» **Exercise directions**
Only the pictures are to be left out; the listing itself is repeated exactly.

» **Data listing**
┌──

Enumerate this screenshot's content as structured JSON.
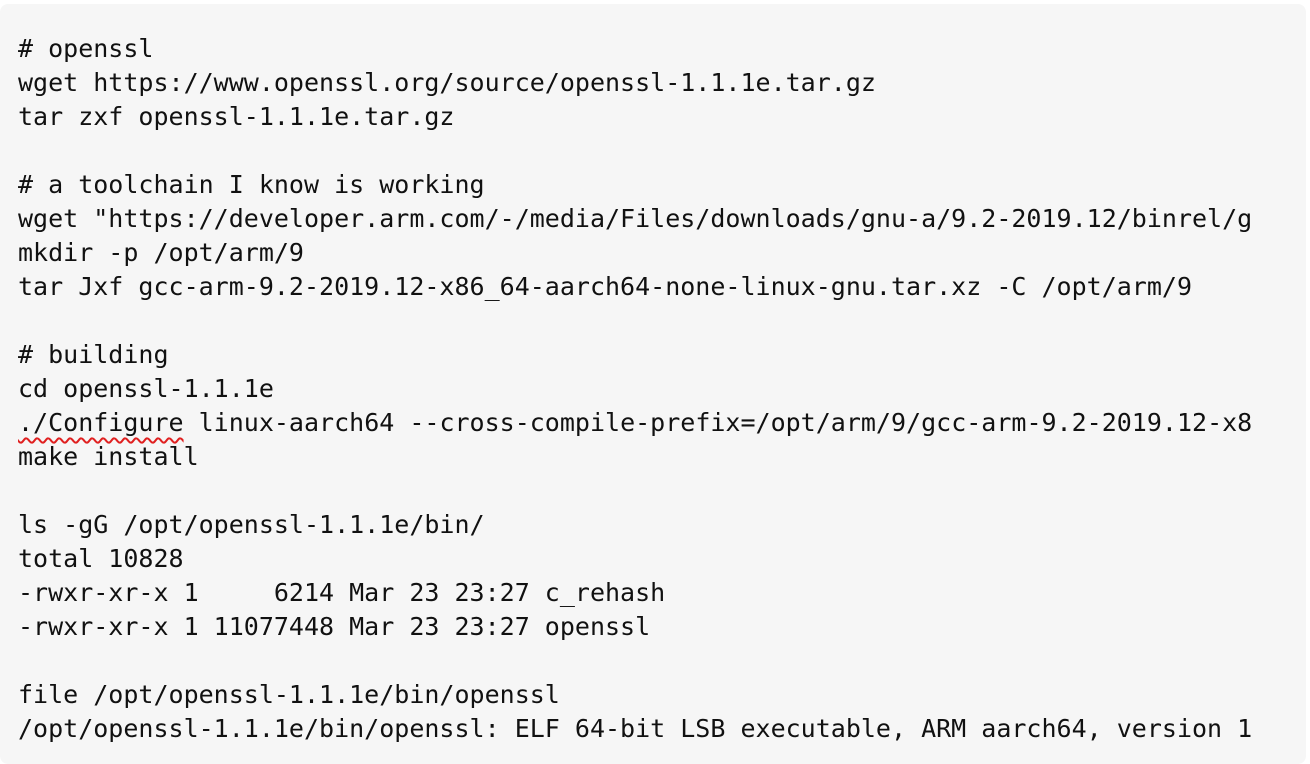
{
  "code_block": {
    "lines": [
      "# openssl",
      "wget https://www.openssl.org/source/openssl-1.1.1e.tar.gz",
      "tar zxf openssl-1.1.1e.tar.gz",
      "",
      "# a toolchain I know is working",
      "wget \"https://developer.arm.com/-/media/Files/downloads/gnu-a/9.2-2019.12/binrel/g",
      "mkdir -p /opt/arm/9",
      "tar Jxf gcc-arm-9.2-2019.12-x86_64-aarch64-none-linux-gnu.tar.xz -C /opt/arm/9",
      "",
      "# building",
      "cd openssl-1.1.1e",
      "",
      "make install",
      "",
      "ls -gG /opt/openssl-1.1.1e/bin/",
      "total 10828",
      "-rwxr-xr-x 1     6214 Mar 23 23:27 c_rehash",
      "-rwxr-xr-x 1 11077448 Mar 23 23:27 openssl",
      "",
      "file /opt/openssl-1.1.1e/bin/openssl",
      "/opt/openssl-1.1.1e/bin/openssl: ELF 64-bit LSB executable, ARM aarch64, version 1"
    ],
    "configure_line": {
      "flagged_text": "./Configure",
      "rest": " linux-aarch64 --cross-compile-prefix=/opt/arm/9/gcc-arm-9.2-2019.12-x8"
    }
  }
}
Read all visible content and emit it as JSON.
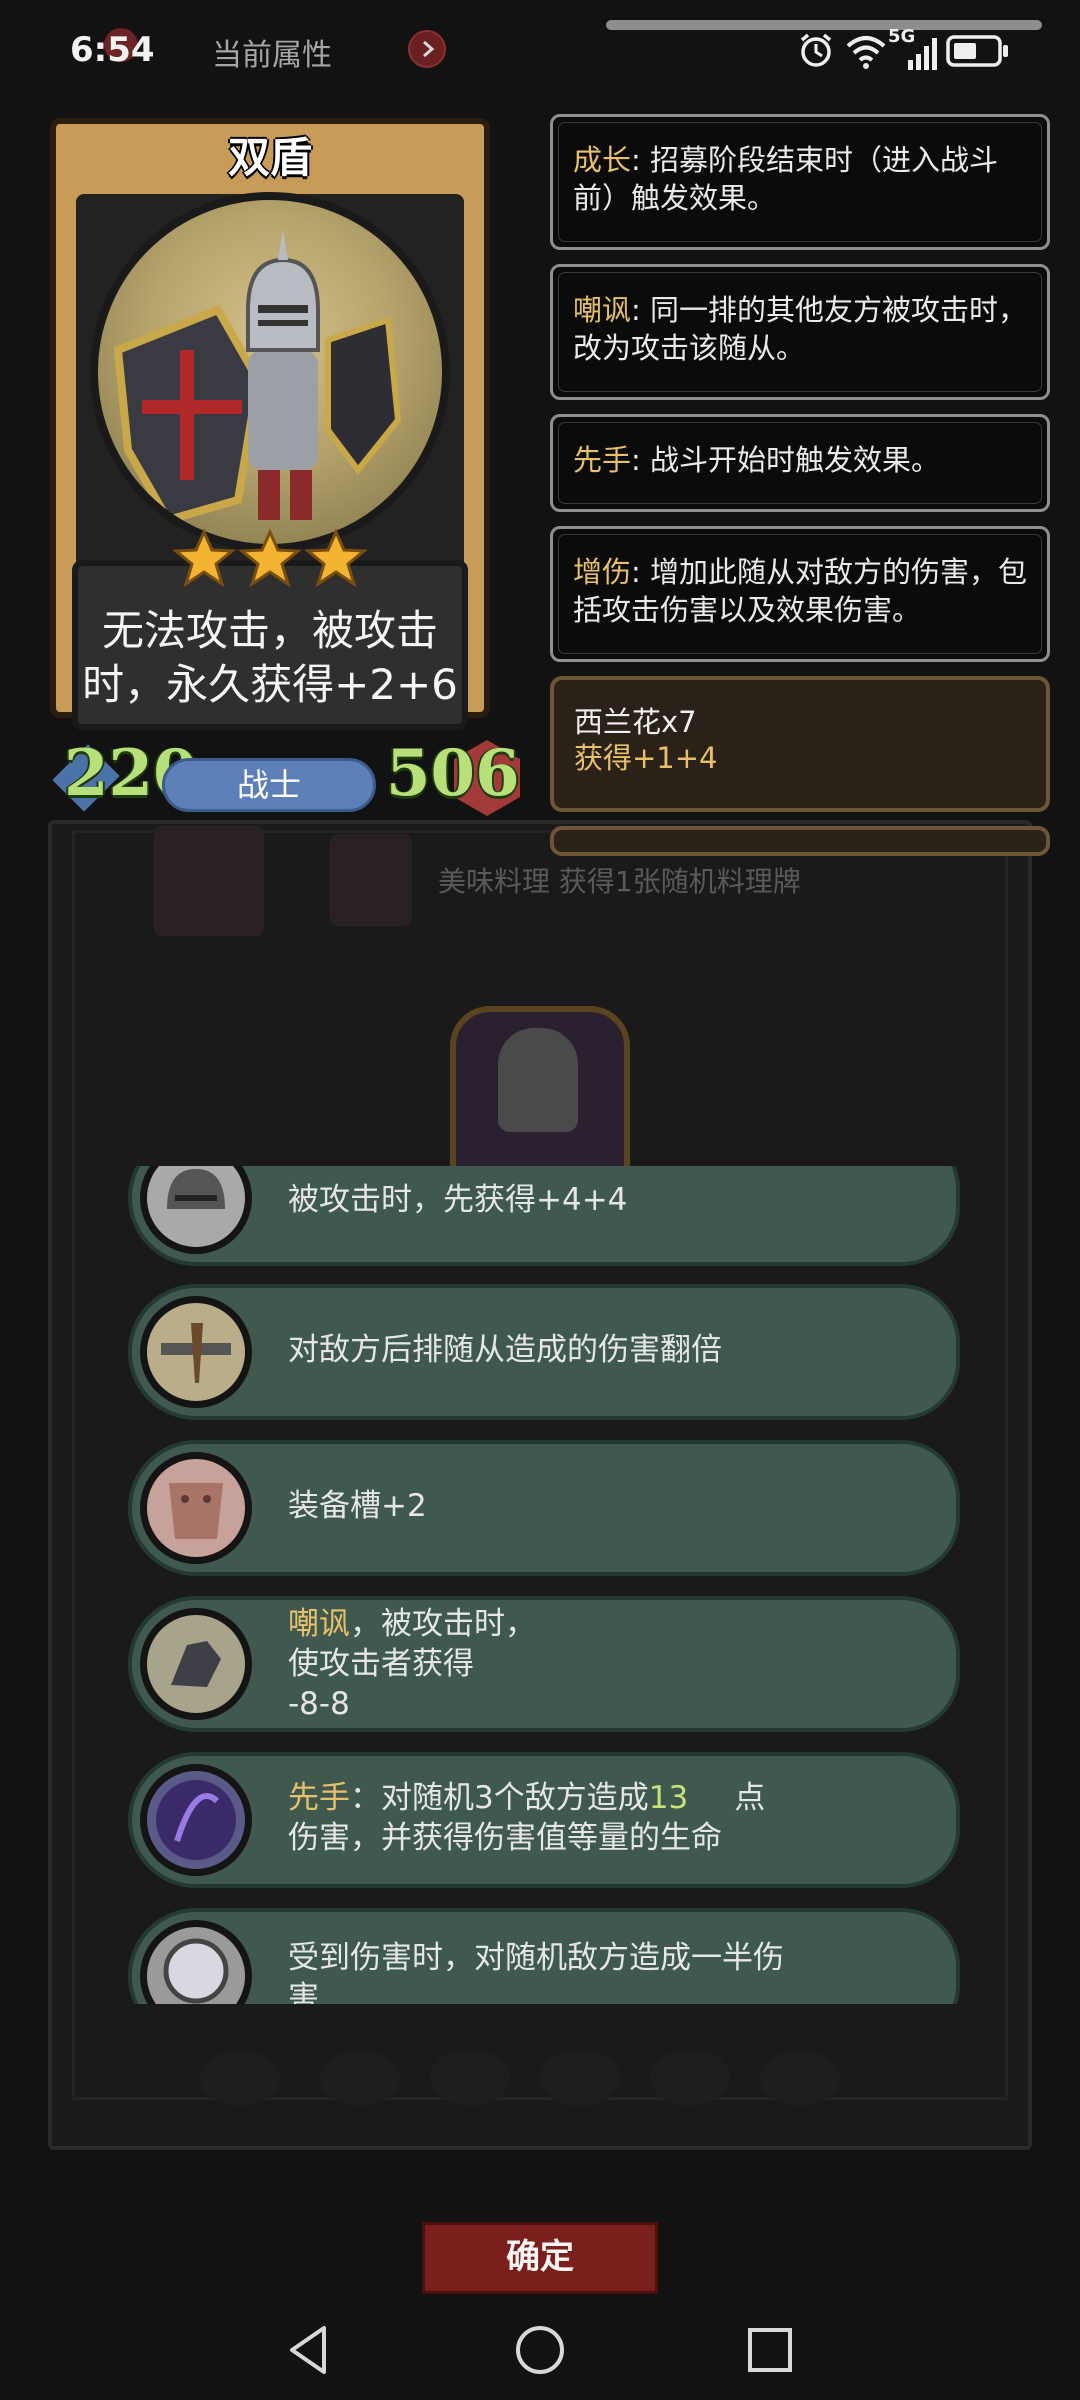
{
  "status_bar": {
    "time": "6:54",
    "page_label": "当前属性",
    "network": "5G"
  },
  "card": {
    "name": "双盾",
    "stars": 3,
    "description": "无法攻击，被攻击时，永久获得+2+6",
    "attack": "220",
    "health": "506",
    "class": "战士"
  },
  "keywords": [
    {
      "name": "成长",
      "text": ": 招募阶段结束时（进入战斗前）触发效果。"
    },
    {
      "name": "嘲讽",
      "text": ": 同一排的其他友方被攻击时，改为攻击该随从。"
    },
    {
      "name": "先手",
      "text": ": 战斗开始时触发效果。"
    },
    {
      "name": "增伤",
      "text": ": 增加此随从对敌方的伤害，包括攻击伤害以及效果伤害。"
    }
  ],
  "item": {
    "name": "西兰花x7",
    "effect": "获得+1+4"
  },
  "background": {
    "line": "美味料理 获得1张随机料理牌"
  },
  "skills": [
    {
      "text": "被攻击时，先获得+4+4"
    },
    {
      "text": "对敌方后排随从造成的伤害翻倍"
    },
    {
      "text": "装备槽+2"
    },
    {
      "keyword": "嘲讽",
      "text1": "，被攻击时，",
      "line2": "使攻击者获得",
      "line3": "-8-8"
    },
    {
      "keyword": "先手",
      "text1": "：对随机3个敌方造成",
      "number": "13",
      "text2": "点",
      "line2": "伤害，并获得伤害值等量的生命"
    },
    {
      "text": "受到伤害时，对随机敌方造成一半伤",
      "line2": "害"
    }
  ],
  "confirm_label": "确定",
  "colors": {
    "keyword": "#e8c06b",
    "skill_bg": "#3f594e",
    "confirm": "#7a1f1c",
    "stat": "#b8e07a"
  }
}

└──

» **Solution to this task**
Enumerate this screenshot's content as structured JSON.
{
  "code_block": {
    "lines": [
      "# openssl",
      "wget https://www.openssl.org/source/openssl-1.1.1e.tar.gz",
      "tar zxf openssl-1.1.1e.tar.gz",
      "",
      "# a toolchain I know is working",
      "wget \"https://developer.arm.com/-/media/Files/downloads/gnu-a/9.2-2019.12/binrel/g",
      "mkdir -p /opt/arm/9",
      "tar Jxf gcc-arm-9.2-2019.12-x86_64-aarch64-none-linux-gnu.tar.xz -C /opt/arm/9",
      "",
      "# building",
      "cd openssl-1.1.1e",
      "",
      "make install",
      "",
      "ls -gG /opt/openssl-1.1.1e/bin/",
      "total 10828",
      "-rwxr-xr-x 1     6214 Mar 23 23:27 c_rehash",
      "-rwxr-xr-x 1 11077448 Mar 23 23:27 openssl",
      "",
      "file /opt/openssl-1.1.1e/bin/openssl",
      "/opt/openssl-1.1.1e/bin/openssl: ELF 64-bit LSB executable, ARM aarch64, version 1"
    ],
    "configure_line": {
      "flagged_text": "./Configure",
      "rest": " linux-aarch64 --cross-compile-prefix=/opt/arm/9/gcc-arm-9.2-2019.12-x8"
    }
  }
}
Read all visible content and emit it as JSON.
{
  "status_bar": {
    "time": "6:54",
    "page_label": "当前属性",
    "network": "5G"
  },
  "card": {
    "name": "双盾",
    "stars": 3,
    "description": "无法攻击，被攻击时，永久获得+2+6",
    "attack": "220",
    "health": "506",
    "class": "战士"
  },
  "keywords": [
    {
      "name": "成长",
      "text": ": 招募阶段结束时（进入战斗前）触发效果。"
    },
    {
      "name": "嘲讽",
      "text": ": 同一排的其他友方被攻击时，改为攻击该随从。"
    },
    {
      "name": "先手",
      "text": ": 战斗开始时触发效果。"
    },
    {
      "name": "增伤",
      "text": ": 增加此随从对敌方的伤害，包括攻击伤害以及效果伤害。"
    }
  ],
  "item": {
    "name": "西兰花x7",
    "effect": "获得+1+4"
  },
  "background": {
    "line": "美味料理 获得1张随机料理牌"
  },
  "skills": [
    {
      "text": "被攻击时，先获得+4+4"
    },
    {
      "text": "对敌方后排随从造成的伤害翻倍"
    },
    {
      "text": "装备槽+2"
    },
    {
      "keyword": "嘲讽",
      "text1": "，被攻击时，",
      "line2": "使攻击者获得",
      "line3": "-8-8"
    },
    {
      "keyword": "先手",
      "text1": "：对随机3个敌方造成",
      "number": "13",
      "text2": "点",
      "line2": "伤害，并获得伤害值等量的生命"
    },
    {
      "text": "受到伤害时，对随机敌方造成一半伤",
      "line2": "害"
    }
  ],
  "confirm_label": "确定",
  "colors": {
    "keyword": "#e8c06b",
    "skill_bg": "#3f594e",
    "confirm": "#7a1f1c",
    "stat": "#b8e07a"
  }
}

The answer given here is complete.